In order to create such strong structures, the Egyptians concocted an adhesive mortar that really deserves being called super. With almost five million tonnes of mortar being used, the adhesive is one of the biggest reasons why the pyramids are still standing to this day, as it is stronger than the actual stone itself.
19. Mystical Leaders
For thousands of years, people have marveled at the Great Pyramids, especially the Pyramid of Giza. It has been said that such remarkable figures as Alexander the Great, Julius Caesar and even Napoleon Bonaparte all decided to spend a night inside of the Great Pyramid just to see what all the fuss was about.
20. Enter the Void

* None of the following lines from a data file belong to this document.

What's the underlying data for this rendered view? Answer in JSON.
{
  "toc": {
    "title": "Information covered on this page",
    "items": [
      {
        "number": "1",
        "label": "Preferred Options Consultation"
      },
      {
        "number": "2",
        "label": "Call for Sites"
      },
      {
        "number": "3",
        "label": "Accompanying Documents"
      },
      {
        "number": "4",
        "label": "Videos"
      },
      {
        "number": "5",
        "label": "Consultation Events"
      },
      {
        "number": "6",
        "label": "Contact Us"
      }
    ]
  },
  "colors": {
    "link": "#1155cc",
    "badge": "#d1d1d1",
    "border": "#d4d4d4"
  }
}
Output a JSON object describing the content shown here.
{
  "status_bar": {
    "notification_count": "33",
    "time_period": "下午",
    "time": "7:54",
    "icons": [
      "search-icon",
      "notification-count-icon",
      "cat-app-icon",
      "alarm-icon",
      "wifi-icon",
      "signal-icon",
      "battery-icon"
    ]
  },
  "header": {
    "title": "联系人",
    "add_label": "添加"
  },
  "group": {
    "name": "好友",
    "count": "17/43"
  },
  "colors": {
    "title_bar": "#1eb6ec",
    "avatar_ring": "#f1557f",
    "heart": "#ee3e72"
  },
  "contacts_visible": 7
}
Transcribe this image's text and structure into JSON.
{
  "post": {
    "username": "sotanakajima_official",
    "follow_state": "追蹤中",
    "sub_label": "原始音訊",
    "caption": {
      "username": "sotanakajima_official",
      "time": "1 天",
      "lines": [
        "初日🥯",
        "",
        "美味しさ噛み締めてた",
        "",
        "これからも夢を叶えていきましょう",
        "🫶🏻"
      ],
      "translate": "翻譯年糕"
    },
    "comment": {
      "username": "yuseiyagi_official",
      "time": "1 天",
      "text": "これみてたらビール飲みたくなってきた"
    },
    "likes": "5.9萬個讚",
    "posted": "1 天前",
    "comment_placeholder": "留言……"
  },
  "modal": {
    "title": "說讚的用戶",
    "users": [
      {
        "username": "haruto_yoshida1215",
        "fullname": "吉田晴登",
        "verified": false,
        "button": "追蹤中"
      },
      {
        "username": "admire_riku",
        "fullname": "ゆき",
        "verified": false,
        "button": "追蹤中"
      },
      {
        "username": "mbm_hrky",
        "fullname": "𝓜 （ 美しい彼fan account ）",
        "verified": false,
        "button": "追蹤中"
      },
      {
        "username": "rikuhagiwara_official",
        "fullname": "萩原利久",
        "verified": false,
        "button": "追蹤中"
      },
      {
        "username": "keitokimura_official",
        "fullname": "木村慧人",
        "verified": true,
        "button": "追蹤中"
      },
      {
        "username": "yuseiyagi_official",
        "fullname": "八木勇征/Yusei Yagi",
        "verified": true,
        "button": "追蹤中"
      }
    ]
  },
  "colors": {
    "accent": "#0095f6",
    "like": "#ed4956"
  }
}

The Great Pyramid of Giza contains a “Big Void,” as it has been named. This “Big Void” is a massive structure that resembles a corridor and is believed to be a Grand Gallery. Hidden behind the North face of the pyramid for hundreds of years, this mysterious void has yet to be explored by modern scientists and what it contains is still unknown. This is just one of many unknown voids that the Great Pyramids contain, which have only recently been realized with the implementation of modern scanning technology.
21. How Many Workers Does It Take To Build A Pyramid
There is no way to know just how many people it took to construct one of the Great Pyramids, but it is believed by many that it would have taken up to 100,000 individual workers.
22. Sphinx Protection
The Egyptians knew that the incredible Giza Necropolis needed to be guarded by a structure of equal magnanimity, and they didn’t disappoint. The Great Sphinx, which was likely built in the representation of the Pharaoh Khafre, stands on guard at the entrance to the necropolis. The Great Sphinx is also the largest monolith statue on the face of Earth.
23. Chiseled with Copper
Though no one knows just how the stones of the pyramids were placed in construction, it is widely agreed that the massive blocks were carved with .
24. Evolving Practice
Even though we do not know exactly how the pyramids were constructed, it is accepted that the techniques used to construct them evolved over time. This means that while Imhotep was the original architect, his practices were worked on and developed as the centuries passed. Of course, maybe some of them were even dropped and replaced with better strategies.
25. Inspiring More Pyramids
The Great Pyramids spurred the construction of other pyramids around the region. After the pyramid period ended in the north, another period of pyramid construction took place further south, in what is now Sudan, creating what are now called the Nubian Pyramids.
The ancient pyramids didn’t only have to survive mother nature, but also mankind. In the 12th century, Sultan Al-Aziz of the Kurdish Ayyubid Empire made an attempt to destroy the Giza pyramids. While his attempt was futile, he did leave his mark by gashing the northern face of the Menkaure Pyramid.
27. Lining Up with Osiris
One theory about the pyramids of Giza posits that they were designed and placed to correlate with the three stars in Orion's Belt. The constellation of Orion was known by the Egyptians—it was associated with their god Sah—but it has not been proven whether or not the pyramids' similarity to the constellation was intentional or not. They do line up pretty well though...
28. Shine On You Crazy Stars
The pyramids didn't always look like they do today. Their faces were originally polished with a casing of white limestone. The purpose of the limestone layer was the reflect the sun and light up the structures, which would make them their own little stars visible for many miles. Glorious Light, indeed.
29. No to Read Here
In 2011, a group of researchers sent a small robot into the Great Pyramid to search some of its unexplored areas, and it managed to find a secret chamber with strange hieroglyphics written in red paint. Who knows what further exploration like this will uncover?
30. Still Served After Death
While Pharaohs got to be buried in enormous, majestic Pyramids, what about the non-royals? Well, while they didn't get anything quite so impressive, many lower-rank Egyptians got to be buried in smaller tombs called "mastabas." These were rectangular structures with flat roofs but with sides that gradually leaned inward—think like a pyramid with the top 80% or so cut off. Hey, it could be worse.